"If the U.S. Department of Homeland Security has its way, Congress may soon authorize the study of a fee to be collected at all land crossings with Canada and Mexico. The contentious issue was buried deep within the department’s proposed 2014 budget, released last week by DHS Secretary Janet Napolitano. It may have gone relatively unnoticed if U.S. Rep. Brian Higgins, D-N.Y., hadn’t sounded the alarm late Friday... Higgins also suggested that the fee along the 5,530-mile (8,900-kilometer) Canada-U.S. border would unfairly 'subsidize' the more challenging and expensive southwestern border with Mexico. According to Section 544 of the budget proposal, the Commissioner of the U.S. Customs and Border Protection should 'conduct a study assessing the feasibility and cost relating to establishing and collecting a land border crossing fee for both land border pedestrians and passenger vehicles along the northern and southwest borders of the United States.' Currently, travelers aren’t charged fees for crossing the border by car, bus or train... It remains unclear whether the fee would focus on those entering or exiting the U.S., or both.

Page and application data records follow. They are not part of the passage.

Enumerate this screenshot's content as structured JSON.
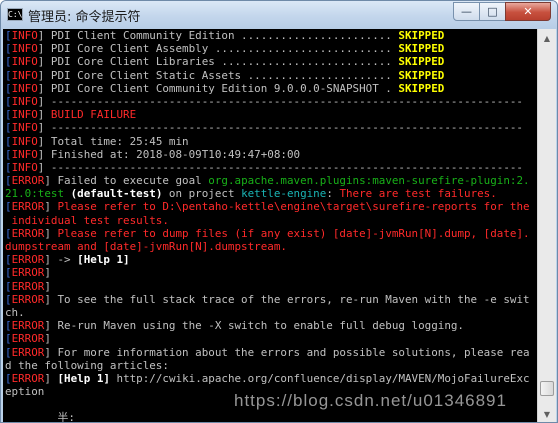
{
  "window": {
    "title": "管理员: 命令提示符",
    "icon_name": "cmd-icon",
    "icon_text": "C:\\",
    "minimize_glyph": "—",
    "maximize_glyph": "□",
    "close_glyph": "✕"
  },
  "console": {
    "lines": [
      [
        [
          "[",
          "blue"
        ],
        [
          "INFO",
          "red"
        ],
        [
          "] PDI Client Community Edition ....................... ",
          ""
        ],
        [
          "SKIPPED",
          "yellow"
        ]
      ],
      [
        [
          "[",
          "blue"
        ],
        [
          "INFO",
          "red"
        ],
        [
          "] PDI Core Client Assembly ........................... ",
          ""
        ],
        [
          "SKIPPED",
          "yellow"
        ]
      ],
      [
        [
          "[",
          "blue"
        ],
        [
          "INFO",
          "red"
        ],
        [
          "] PDI Core Client Libraries .......................... ",
          ""
        ],
        [
          "SKIPPED",
          "yellow"
        ]
      ],
      [
        [
          "[",
          "blue"
        ],
        [
          "INFO",
          "red"
        ],
        [
          "] PDI Core Client Static Assets ...................... ",
          ""
        ],
        [
          "SKIPPED",
          "yellow"
        ]
      ],
      [
        [
          "[",
          "blue"
        ],
        [
          "INFO",
          "red"
        ],
        [
          "] PDI Core Client Community Edition 9.0.0.0-SNAPSHOT . ",
          ""
        ],
        [
          "SKIPPED",
          "yellow"
        ]
      ],
      [
        [
          "[",
          "blue"
        ],
        [
          "INFO",
          "red"
        ],
        [
          "] ------------------------------------------------------------------------",
          ""
        ]
      ],
      [
        [
          "[",
          "blue"
        ],
        [
          "INFO",
          "red"
        ],
        [
          "] ",
          ""
        ],
        [
          "BUILD FAILURE",
          "red"
        ]
      ],
      [
        [
          "[",
          "blue"
        ],
        [
          "INFO",
          "red"
        ],
        [
          "] ------------------------------------------------------------------------",
          ""
        ]
      ],
      [
        [
          "[",
          "blue"
        ],
        [
          "INFO",
          "red"
        ],
        [
          "] Total time: 25:45 min",
          ""
        ]
      ],
      [
        [
          "[",
          "blue"
        ],
        [
          "INFO",
          "red"
        ],
        [
          "] Finished at: 2018-08-09T10:49:47+08:00",
          ""
        ]
      ],
      [
        [
          "[",
          "blue"
        ],
        [
          "INFO",
          "red"
        ],
        [
          "] ------------------------------------------------------------------------",
          ""
        ]
      ],
      [
        [
          "[",
          "blue"
        ],
        [
          "ERROR",
          "red"
        ],
        [
          "] Failed to execute goal ",
          ""
        ],
        [
          "org.apache.maven.plugins:maven-surefire-plugin:2.",
          "green"
        ]
      ],
      [
        [
          "21.0:test",
          "green"
        ],
        [
          " ",
          ""
        ],
        [
          "(default-test)",
          "white"
        ],
        [
          " on project ",
          ""
        ],
        [
          "kettle-engine",
          "cyan"
        ],
        [
          ": ",
          ""
        ],
        [
          "There are test failures.",
          "red"
        ]
      ],
      [
        [
          "[",
          "blue"
        ],
        [
          "ERROR",
          "red"
        ],
        [
          "] ",
          ""
        ],
        [
          "Please refer to D:\\pentaho-kettle\\engine\\target\\surefire-reports for the",
          "red"
        ]
      ],
      [
        [
          " individual test results.",
          "red"
        ]
      ],
      [
        [
          "[",
          "blue"
        ],
        [
          "ERROR",
          "red"
        ],
        [
          "] ",
          ""
        ],
        [
          "Please refer to dump files (if any exist) [date]-jvmRun[N].dump, [date].",
          "red"
        ]
      ],
      [
        [
          "dumpstream and [date]-jvmRun[N].dumpstream.",
          "red"
        ]
      ],
      [
        [
          "[",
          "blue"
        ],
        [
          "ERROR",
          "red"
        ],
        [
          "] -> ",
          ""
        ],
        [
          "[Help 1]",
          "white"
        ]
      ],
      [
        [
          "[",
          "blue"
        ],
        [
          "ERROR",
          "red"
        ],
        [
          "]",
          ""
        ]
      ],
      [
        [
          "[",
          "blue"
        ],
        [
          "ERROR",
          "red"
        ],
        [
          "]",
          ""
        ]
      ],
      [
        [
          "[",
          "blue"
        ],
        [
          "ERROR",
          "red"
        ],
        [
          "] To see the full stack trace of the errors, re-run Maven with the -e swit",
          ""
        ]
      ],
      [
        [
          "ch.",
          ""
        ]
      ],
      [
        [
          "[",
          "blue"
        ],
        [
          "ERROR",
          "red"
        ],
        [
          "] Re-run Maven using the -X switch to enable full debug logging.",
          ""
        ]
      ],
      [
        [
          "[",
          "blue"
        ],
        [
          "ERROR",
          "red"
        ],
        [
          "]",
          ""
        ]
      ],
      [
        [
          "[",
          "blue"
        ],
        [
          "ERROR",
          "red"
        ],
        [
          "] For more information about the errors and possible solutions, please rea",
          ""
        ]
      ],
      [
        [
          "d the following articles:",
          ""
        ]
      ],
      [
        [
          "[",
          "blue"
        ],
        [
          "ERROR",
          "red"
        ],
        [
          "] ",
          ""
        ],
        [
          "[Help 1]",
          "white"
        ],
        [
          " http://cwiki.apache.org/confluence/display/MAVEN/MojoFailureExc",
          ""
        ]
      ],
      [
        [
          "eption",
          ""
        ]
      ],
      [
        [
          "",
          ""
        ]
      ],
      [
        [
          "        半:",
          ""
        ]
      ]
    ]
  },
  "scrollbar": {
    "up_glyph": "▲",
    "down_glyph": "▼",
    "position_fraction": 0.97
  },
  "watermark": {
    "text": "https://blog.csdn.net/u01346891"
  }
}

How much each crossing may cost travelers has yet to be determined." Link to Full Article (via Salon.com)
Analysis: As a (very) small business owner, I'll be the first one to tell you that when the cost of doing business goes up - whether that cost comes from more taxes, more expensive supplies, rising travel costs, etc. - those costs almost always get passed on to the customer. In this case, the customers paying the cost of our federal government's little spending spree over the last several years are the roughly 640,000 people crossing our land borders every day. I imagine DHS took one look at those numbers and started doing the math if each of those daily border crossers equaled a dollar bill of income.

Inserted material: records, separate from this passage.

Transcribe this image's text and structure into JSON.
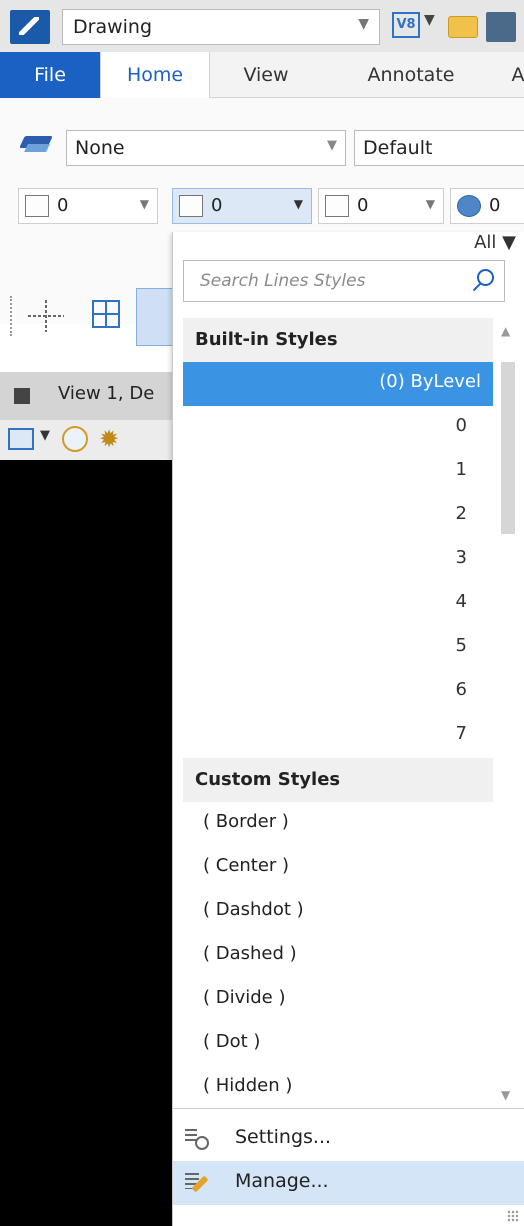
{
  "titlebar": {
    "workflow_value": "Drawing",
    "v8_icon_text": "V8"
  },
  "tabs": {
    "file": "File",
    "home": "Home",
    "view": "View",
    "annotate": "Annotate",
    "extra": "A"
  },
  "ribbon": {
    "level_value": "None",
    "text_style_value": "Default",
    "color_value": "0",
    "line_style_value": "0",
    "line_weight_value": "0",
    "transparency_value": "0"
  },
  "view": {
    "title": "View 1, De"
  },
  "line_style_picker": {
    "filter_label": "All ▼",
    "search_placeholder": "Search Lines Styles",
    "builtin_header": "Built-in Styles",
    "builtin_items": [
      {
        "label": "(0) ByLevel",
        "pattern": "solid",
        "selected": true
      },
      {
        "label": "0",
        "pattern": "solid"
      },
      {
        "label": "1",
        "pattern": "dotted"
      },
      {
        "label": "2",
        "pattern": "dash"
      },
      {
        "label": "3",
        "pattern": "longdash"
      },
      {
        "label": "4",
        "pattern": "dashdot"
      },
      {
        "label": "5",
        "pattern": "shortdash"
      },
      {
        "label": "6",
        "pattern": "dashdotdot"
      },
      {
        "label": "7",
        "pattern": "dashdot2"
      }
    ],
    "custom_header": "Custom Styles",
    "custom_items": [
      {
        "label": "( Border )"
      },
      {
        "label": "( Center )"
      },
      {
        "label": "( Dashdot )"
      },
      {
        "label": "( Dashed )"
      },
      {
        "label": "( Divide )"
      },
      {
        "label": "( Dot )"
      },
      {
        "label": "( Hidden )"
      }
    ],
    "footer": {
      "settings_label": "Settings...",
      "manage_label": "Manage..."
    }
  }
}
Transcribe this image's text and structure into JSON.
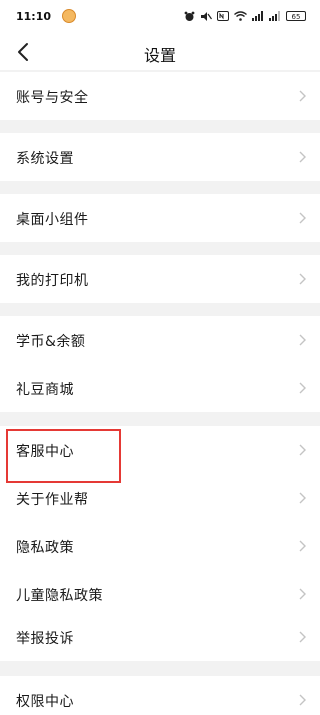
{
  "status_bar": {
    "time": "11:10",
    "battery": "65",
    "icons": [
      "app-notification-icon",
      "alarm-icon",
      "mute-icon",
      "nfc-icon",
      "wifi-icon",
      "signal-icon",
      "signal-icon",
      "battery-icon"
    ]
  },
  "nav": {
    "title": "设置",
    "back_icon": "chevron-left-icon"
  },
  "settings": {
    "items": [
      {
        "label": "账号与安全"
      },
      {
        "label": "系统设置"
      },
      {
        "label": "桌面小组件"
      },
      {
        "label": "我的打印机"
      },
      {
        "label": "学币&余额"
      },
      {
        "label": "礼豆商城"
      },
      {
        "label": "客服中心"
      },
      {
        "label": "关于作业帮"
      },
      {
        "label": "隐私政策"
      },
      {
        "label": "儿童隐私政策"
      },
      {
        "label": "举报投诉"
      },
      {
        "label": "权限中心"
      }
    ]
  },
  "colors": {
    "background": "#f2f2f2",
    "row": "#ffffff",
    "highlight": "#e53935",
    "chevron": "#c4c4c4"
  },
  "highlight": {
    "target": "客服中心"
  }
}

The first obvious negative impact that comes to mind is a new fee's effect on cross-border trade. Tens of thousands of people (if not more) cross the border into Mexico and Canada and the other way around to go to work every day, and even more so just to go shopping. Then there are the tens of thousands of trucks that enter the US every day to deliver things like fresh food, flowers, electronic components, trees, clothes...you name it. The fees add up quickly for DHS, but that can mean an expense of several hundred dollars per year for just one person, and thousands of dollars for a company whose employees conduct cross-border business on a regular basis.
I imagine the study will examine things like how much DHS can expect to reasonably charge a border crosser without too much protest, and the practical logistics of taking payment - sensors and stickers (like for toll roads), cash, monthly payment discounts, etc. The main security concern would be if individuals who are super-strapped for cash might look to avoid paying the fee by crossing the border illegally, but I don't really envision that happening en masse, and especially not from people who have to cross on a regular basis. I also can't imagine that DHS would charge more than a few dollars, but DHS never fails to astound in its frequent short-sightedness and lack of common sense.
I'll be curious to see the results of the study in nine months' time, but I have a feeling the negative backlash from the Canadian and Mexican governments will outweigh DHS' need to make a quick buck to help it survive sequestration cuts.